__Task instructions__. For this task, output every entry below exactly and omit the pictures.

Component data from apps and pages:

+--

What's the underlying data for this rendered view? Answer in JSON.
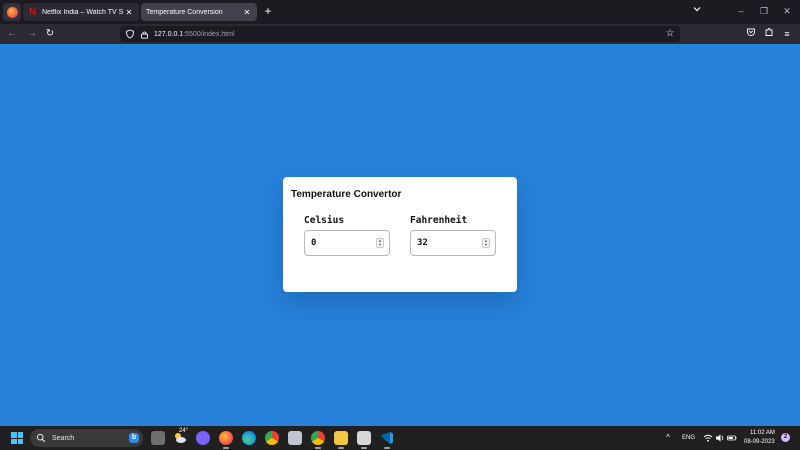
{
  "browser": {
    "tabs": [
      {
        "title": "Netflix India – Watch TV Shows Online, Watch Movies Online",
        "favicon": "netflix-icon",
        "active": false
      },
      {
        "title": "Temperature Conversion",
        "favicon": "none",
        "active": true
      }
    ],
    "new_tab_symbol": "+",
    "url": {
      "host": "127.0.0.1",
      "path": ":5500/index.html"
    }
  },
  "page": {
    "background_color": "#2682db",
    "card": {
      "title": "Temperature Convertor",
      "celsius": {
        "label": "Celsius",
        "value": "0"
      },
      "fahrenheit": {
        "label": "Fahrenheit",
        "value": "32"
      }
    }
  },
  "taskbar": {
    "search_label": "Search",
    "weather_temp": "24°",
    "tray": {
      "language": "ENG",
      "time": "11:02 AM",
      "date": "08-09-2023",
      "notification_count": "2"
    }
  }
}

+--

__Reply to the exercise__.
What's the underlying data for this rendered view? Answer in JSON.
{
  "browser": {
    "tabs": [
      {
        "title": "Netflix India – Watch TV Shows Online, Watch Movies Online",
        "favicon": "netflix-icon",
        "active": false
      },
      {
        "title": "Temperature Conversion",
        "favicon": "none",
        "active": true
      }
    ],
    "new_tab_symbol": "+",
    "url": {
      "host": "127.0.0.1",
      "path": ":5500/index.html"
    }
  },
  "page": {
    "background_color": "#2682db",
    "card": {
      "title": "Temperature Convertor",
      "celsius": {
        "label": "Celsius",
        "value": "0"
      },
      "fahrenheit": {
        "label": "Fahrenheit",
        "value": "32"
      }
    }
  },
  "taskbar": {
    "search_label": "Search",
    "weather_temp": "24°",
    "tray": {
      "language": "ENG",
      "time": "11:02 AM",
      "date": "08-09-2023",
      "notification_count": "2"
    }
  }
}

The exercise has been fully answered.